There were some artefacts present, however, they were minor in nature. These included some aliasing on blinds (5:25 is an example), some minor edge enhancement and some occasional white specks. There was one more noticeable opaque splodge at 89:16 in the bottom left of the screen.
There are subtitles in 13 languages including both English & German for the hearing impaired. The English subtitles were clear and easy to read, but a little summarised from the spoken word.
The layer change occurs at 58:43 and is well placed at the end of a scene where it only causes a slight pause.

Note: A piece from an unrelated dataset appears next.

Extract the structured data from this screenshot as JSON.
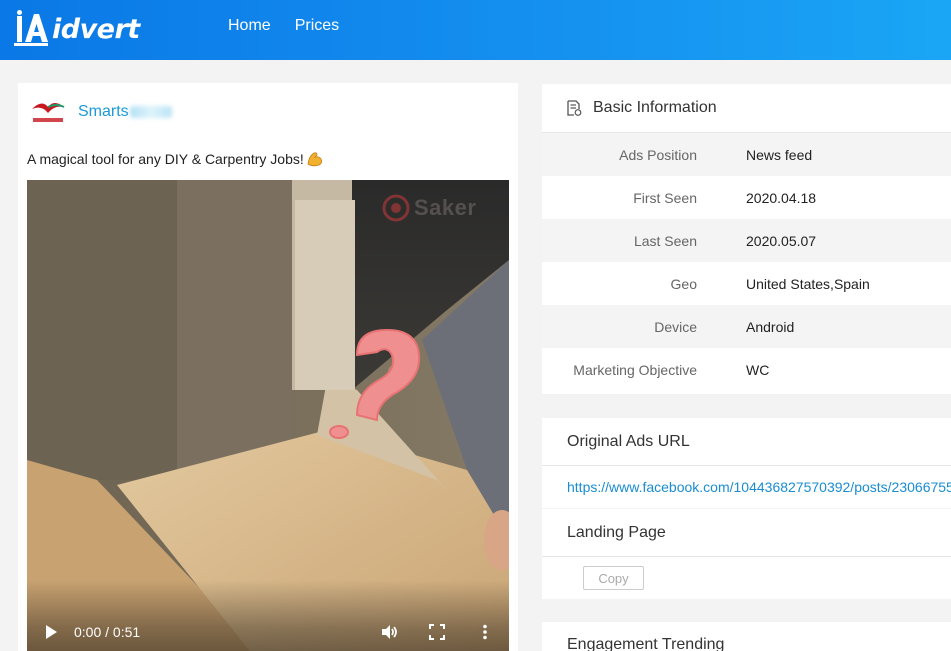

The audio quality is good generally, and the music comes across very well indeed.
This DVD contains five audio options, an English Dolby Digital 5.1 soundtrack encoded at 448 Kb/s and Dolby Digital 2.0 soundtracks in German, French, Spanish & Italian.
Dialogue was reasonably clear and easy to understand, although it was sometimes partially drowned out by the music. There was no problem with audio sync.
The score of this film by Eric Clapton is excellent , adding tension and a soulful feeling to the movie. Additionally, the soundtrack includes songs by many great artists including Buddy Guy, Jimi Hendrix, The Ohio Players, Bob Dylan, Johnny Winter and Freddy Fender. The music sounds great and greatly enhances the film.
The surround speakers are used to add atmosphere, mostly such as rain sounds and so forth, and a few minor surround effects.
The subwoofer is mostly used to support the music, but considering the amount of music in the film, this is a welcome addition.
|Surround Channel Use|
The menu includes shots from the film, a scene selection function and a language selection function.
This is a very good trailer, giving you a good idea of the style of film, without giving away any important plot points. Better than average.
NOTE: To view non-R4 releases, your equipment needs to be multi-zone compatible and usually also NTSC compatible.
The Region 4 version of this disc (when compared to the Region 1 release) misses out on;
The Region 1 version of this disc misses out on;
The Region2 release is exactly the same as ours. Based upon the above, the Region 1 disc is the pick as reviews indicate the transfer is comparable and it has extras.
The video quality is very good.
The audio quality is good and includes some excellent music.
The disc has only a theatrical trailer as an extra.
|DVD||Pioneer DV667A DVD-V DVD-A SACD, using Component output|
|Display||Sony FD Trinitron Wega KV-AR34M36 80cm. Calibrated with Digital Video Essentials (PAL). This display device is 16x9 capable. This display device has a maximum native resolution of 576i (PAL)/480i (NTSC).|
|Audio Decoder||Built in to amplifier/receiver. Calibrated with Video Essentials.|
|Speakers||Bose 201 Direct Reflecting (Front), Phillips SB680V (Surround), Phillips MX731 (Center), Yamaha YST SW90 (Sub)|